My notion (today) of where we might make a mark on the world of higher education includes competing on quality, price, and convenience not only here at home in Ocean County, but throughout the 50 States and abroad. Our Pearson partnership ‘cloud’ delivery mode in a multi-channel variety of access-ways to instruction would be offered to very large numbers of students rivaling the scale of the University of Phoenix internationally and, ultimately with accreditation approval, here in the U.S. at the Baccalaureate and perhaps graduate levels. We would compete through volume-enabled low pricing that takes share from proprietary colleges and others unable to compete. We would offer exponentially faster time-to-completion options through adaptive start-and-end terms, competency-based instruction, and advanced standing credit for prior learning acquired via any means. We would become a world-wide prime deliverer of English language instruction, adaptive diagnostic and remediation of college readiness skills, and fast training certification programs that get people into jobs quickly. All of these programs would also be made available here on the OCC campus in face-to-face and computer-aided modes. And, we would become a major provider of training, certification and assessment of online faculty.
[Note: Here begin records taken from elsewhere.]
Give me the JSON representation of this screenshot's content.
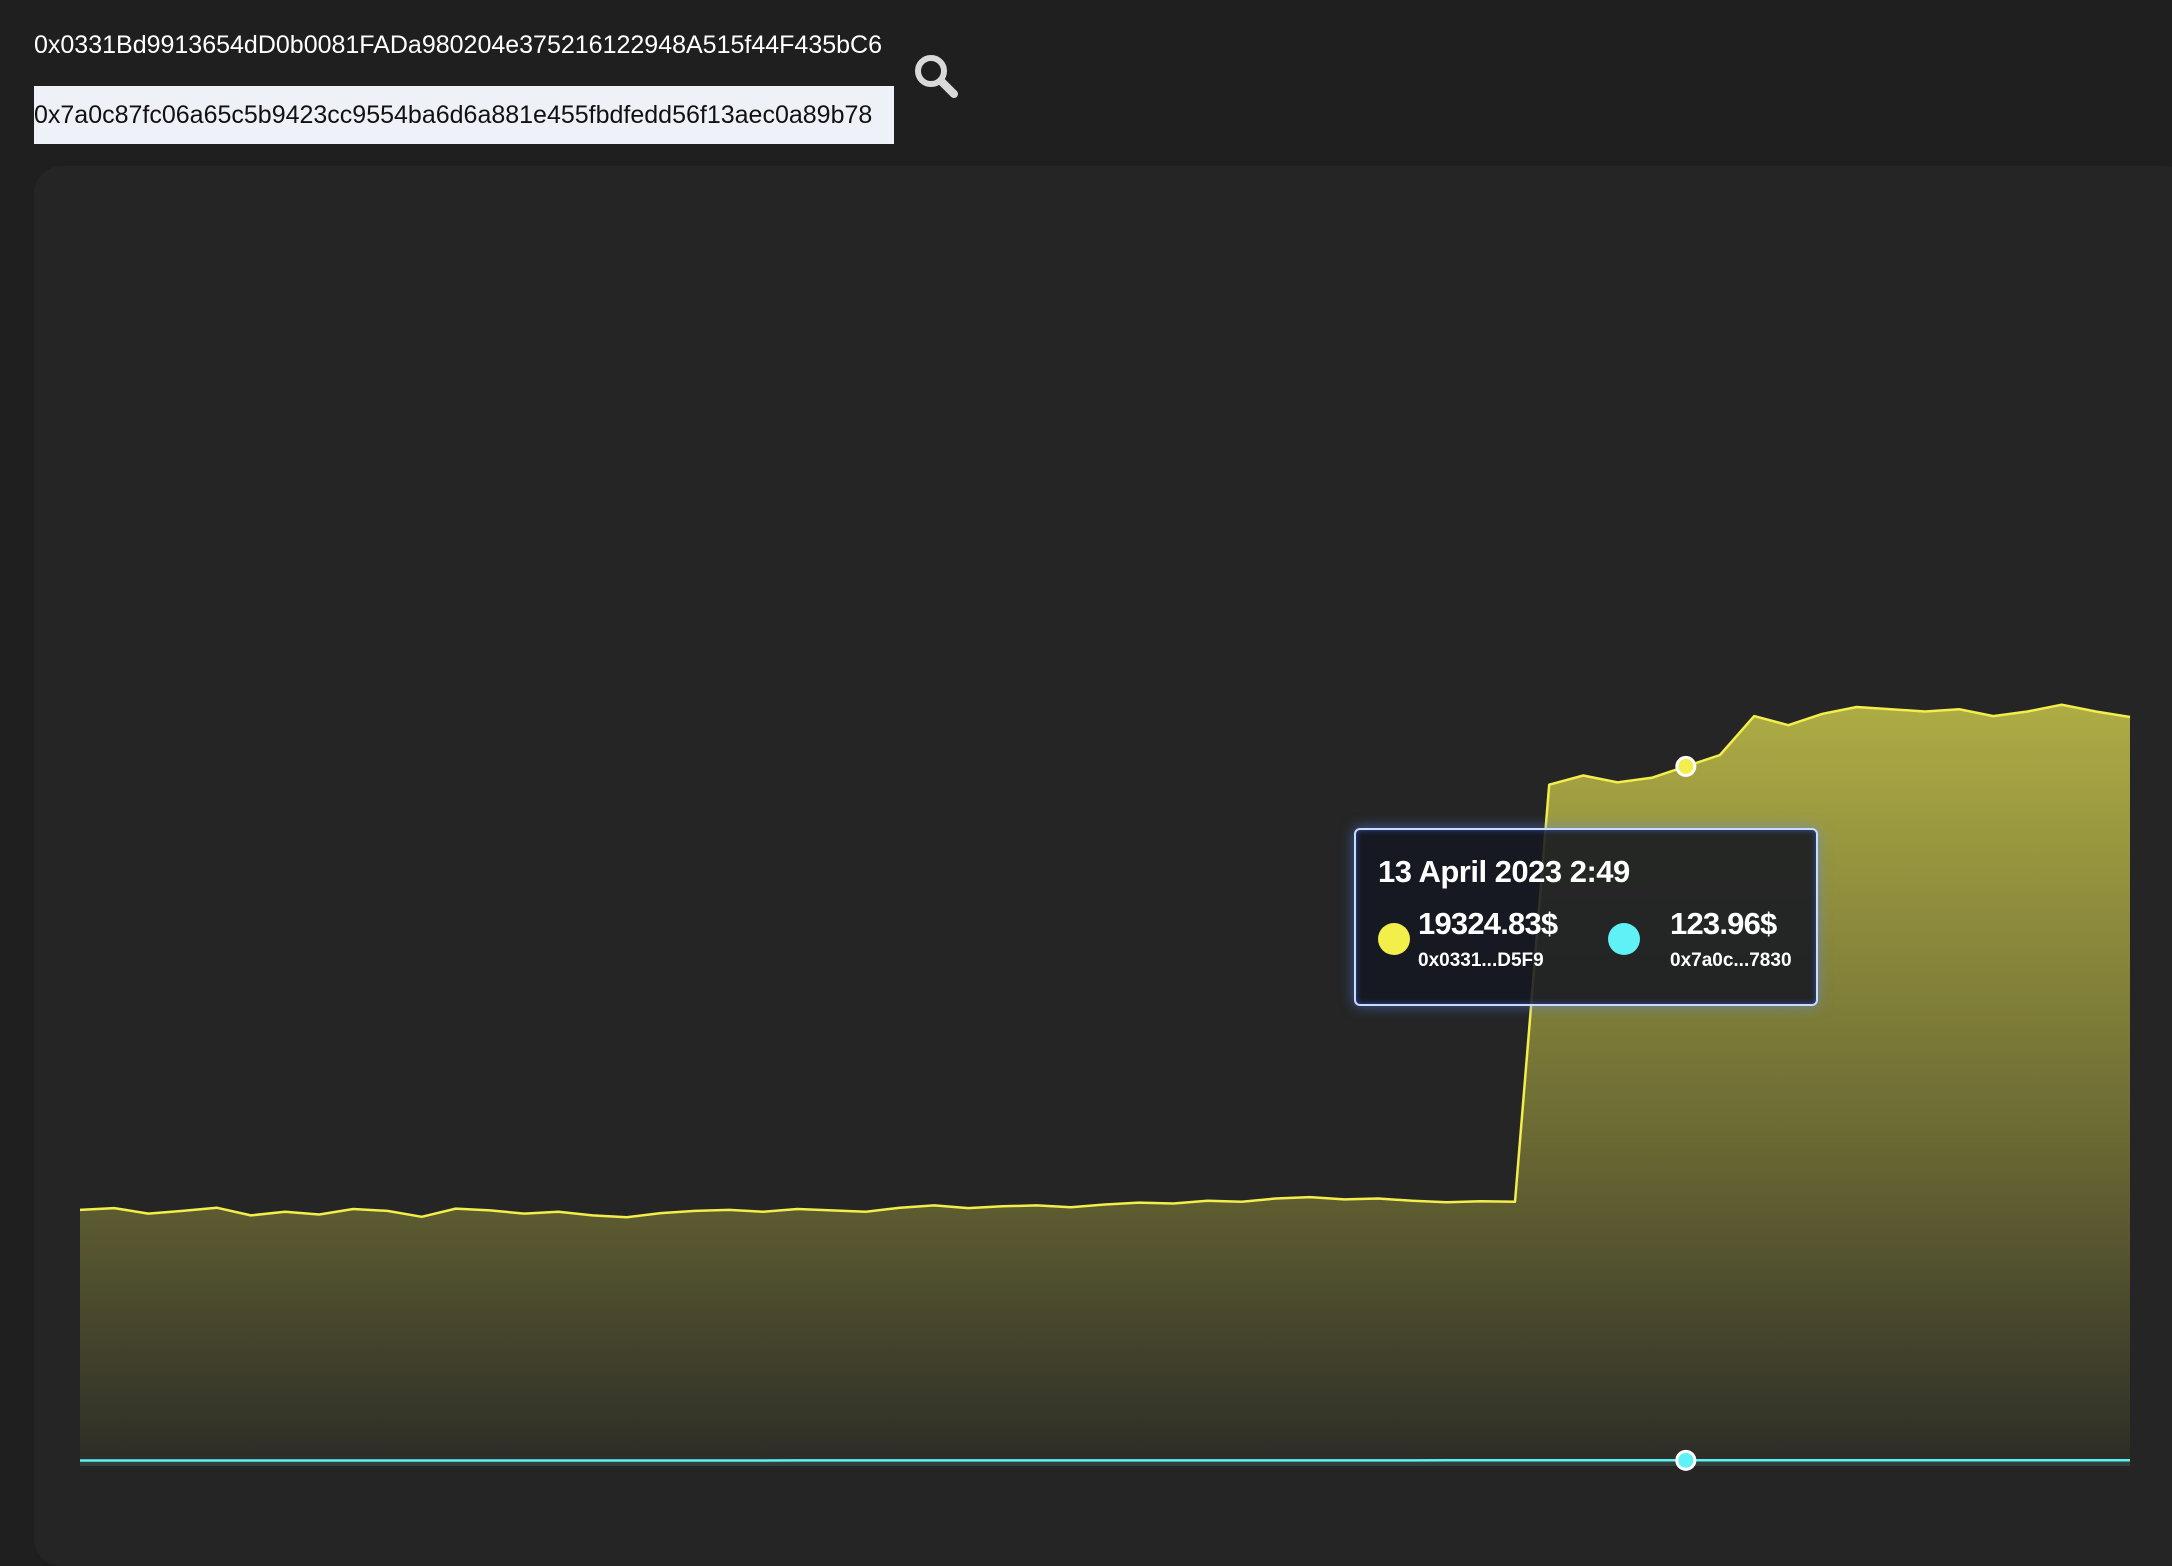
{
  "inputs": {
    "address_1": "0x0331Bd9913654dD0b0081FADa980204e375216122948A515f44F435bC6",
    "address_2": "0x7a0c87fc06a65c5b9423cc9554ba6d6a881e455fbdfedd56f13aec0a89b78"
  },
  "search": {
    "icon": "search-icon"
  },
  "colors": {
    "page_bg": "#1f1f1f",
    "card_bg": "#252525",
    "series_1": "#f2ee4a",
    "series_2": "#5ff1f5",
    "tooltip_border": "#c9dcff"
  },
  "tooltip": {
    "date": "13 April 2023 2:49",
    "entries": [
      {
        "value": "19324.83$",
        "address": "0x0331...D5F9",
        "color": "#f2ee4a"
      },
      {
        "value": "123.96$",
        "address": "0x7a0c...7830",
        "color": "#5ff1f5"
      }
    ]
  },
  "chart_data": {
    "type": "area",
    "title": "",
    "xlabel": "",
    "ylabel": "",
    "grid": false,
    "legend": "none",
    "hover_index": 47,
    "x": [
      0,
      1,
      2,
      3,
      4,
      5,
      6,
      7,
      8,
      9,
      10,
      11,
      12,
      13,
      14,
      15,
      16,
      17,
      18,
      19,
      20,
      21,
      22,
      23,
      24,
      25,
      26,
      27,
      28,
      29,
      30,
      31,
      32,
      33,
      34,
      35,
      36,
      37,
      38,
      39,
      40,
      41,
      42,
      43,
      44,
      45,
      46,
      47,
      48,
      49,
      50,
      51,
      52,
      53,
      54,
      55,
      56,
      57,
      58,
      59,
      60
    ],
    "ylim": [
      0,
      25500
    ],
    "series": [
      {
        "color": "#f2ee4a",
        "values": [
          5600,
          5640,
          5520,
          5580,
          5650,
          5480,
          5560,
          5500,
          5620,
          5580,
          5450,
          5630,
          5590,
          5520,
          5560,
          5480,
          5440,
          5530,
          5580,
          5600,
          5560,
          5620,
          5590,
          5560,
          5650,
          5700,
          5640,
          5680,
          5700,
          5660,
          5720,
          5760,
          5740,
          5800,
          5780,
          5850,
          5880,
          5830,
          5850,
          5800,
          5770,
          5790,
          5780,
          14900,
          15100,
          14950,
          15050,
          15300,
          15550,
          16400,
          16200,
          16450,
          16600,
          16550,
          16500,
          16550,
          16400,
          16500,
          16650,
          16500,
          16380
        ]
      },
      {
        "color": "#5ff1f5",
        "values": [
          120,
          120,
          120,
          120,
          120,
          120,
          120,
          120,
          120,
          120,
          120,
          120,
          120,
          120,
          120,
          120,
          120,
          120,
          120,
          120,
          120,
          122,
          123,
          123,
          123,
          123,
          123,
          123,
          123,
          123,
          123,
          123,
          123,
          123,
          123,
          123,
          123,
          123,
          123,
          123,
          124,
          124,
          124,
          124,
          124,
          124,
          124,
          124,
          124,
          124,
          124,
          124,
          124,
          124,
          124,
          124,
          124,
          124,
          124,
          124,
          124
        ]
      }
    ]
  }
}
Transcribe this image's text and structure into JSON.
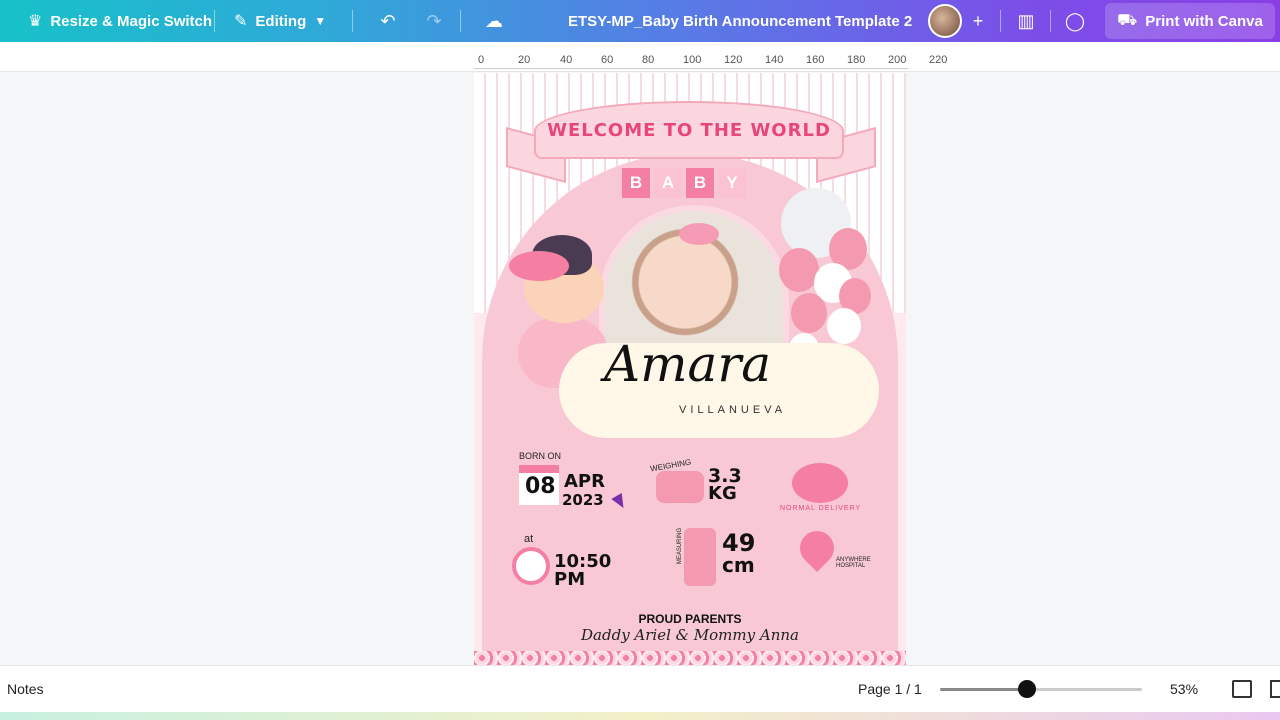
{
  "topbar": {
    "resize_label": "Resize & Magic Switch",
    "editing_label": "Editing",
    "doc_title": "ETSY-MP_Baby Birth Announcement Template 2",
    "print_label": "Print with Canva",
    "icons": [
      "crown-icon",
      "pencil-icon",
      "chevron-down-icon",
      "undo-icon",
      "redo-icon",
      "cloud-sync-icon",
      "plus-icon",
      "analytics-icon",
      "comment-icon",
      "truck-icon"
    ]
  },
  "ruler": {
    "ticks": [
      "0",
      "20",
      "40",
      "60",
      "80",
      "100",
      "120",
      "140",
      "160",
      "180",
      "200",
      "220"
    ]
  },
  "design": {
    "banner": "WELCOME TO THE WORLD",
    "baby_letters": [
      "B",
      "A",
      "B",
      "Y"
    ],
    "first_name": "Amara",
    "last_name": "VILLANUEVA",
    "born_on_label": "BORN ON",
    "day": "08",
    "month": "APR",
    "year": "2023",
    "weighing_label": "WEIGHING",
    "weight_value": "3.3",
    "weight_unit": "KG",
    "delivery_label": "NORMAL DELIVERY",
    "at_label": "at",
    "time": "10:50",
    "time_period": "PM",
    "measuring_label": "MEASURING",
    "length_value": "49",
    "length_unit": "cm",
    "hospital_label": "ANYWHERE HOSPITAL",
    "parents_title": "PROUD PARENTS",
    "parents_names": "Daddy Ariel & Mommy Anna"
  },
  "statusbar": {
    "notes_label": "Notes",
    "page_label": "Page 1 / 1",
    "zoom_label": "53%",
    "zoom_fraction": 0.43
  },
  "colors": {
    "accent_pink": "#e8467b",
    "light_pink": "#f8c9d4",
    "topbar_start": "#17c1c9",
    "topbar_end": "#8a3fe6"
  }
}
Should we have a real desire to brainstorm a truly disruptive achievement, I would have us develop a new set of tools and applications that at once enrich the learning experience through artificial intelligence mapping/big data predictive analytics and personalizing the connections among student, faculty, and content to make the learning experience as close to in-person authenticity as possible.
Oh, and when we are done with that, I would like us to invent learning materials and products that save time … allowing students to learn much, much faster, and for Ocean County College to award credentials in a fraction of the time we now spend.
Ok? I’ll be around if anyone wants to chat about these notions. No need to worry, I am not really dangerous … just having fun!
Mark Twain wrote, “The secret to getting ahead is getting started.”
We will do that immediately after this presentation at 10:15 with the breakout sessions of the Strategy/Action Teams, as follows:
I. Team #2 – Organize for Resilience, and Team #4 - Develop a Profound Understanding of Stakeholder Needs
II. Team #3 – Strengthen Leadership at All Levels, and Team #5 – Create a Challenging, Supportive and Sustainable Work Environment
III. Team #6 – Leverage Collaboration, Partnerships, and Sharing, and Team #8 – Leverage Information and Results to Monitor Outcomes and Strategy Achievement
IV. Team#7 – Focus on Relentless, Continuous Improvement of Learning and Support Processes
These sessions will be repeated from 11:45 to 1:00, followed by a $1 lunch.
Now, please stay with me a moment while we review a few notable achievements of our college team:
Finance and Administration
Executive Vice President Sara Winchester reports the following:
Vice President Jianping Wang wants to share with you that:
These are just a few of the many exciting activities here at OCC, all of which are moving us forward and serving the needs of our community.
Ladies and gentlemen, I appreciate your courteous attention today. Please remember the dictum of New Jerseyite Thomas Edison, who said, “There is a better way. Find it.”
Now let’s all go forth and think anew and act anew. Let’s get disruptive!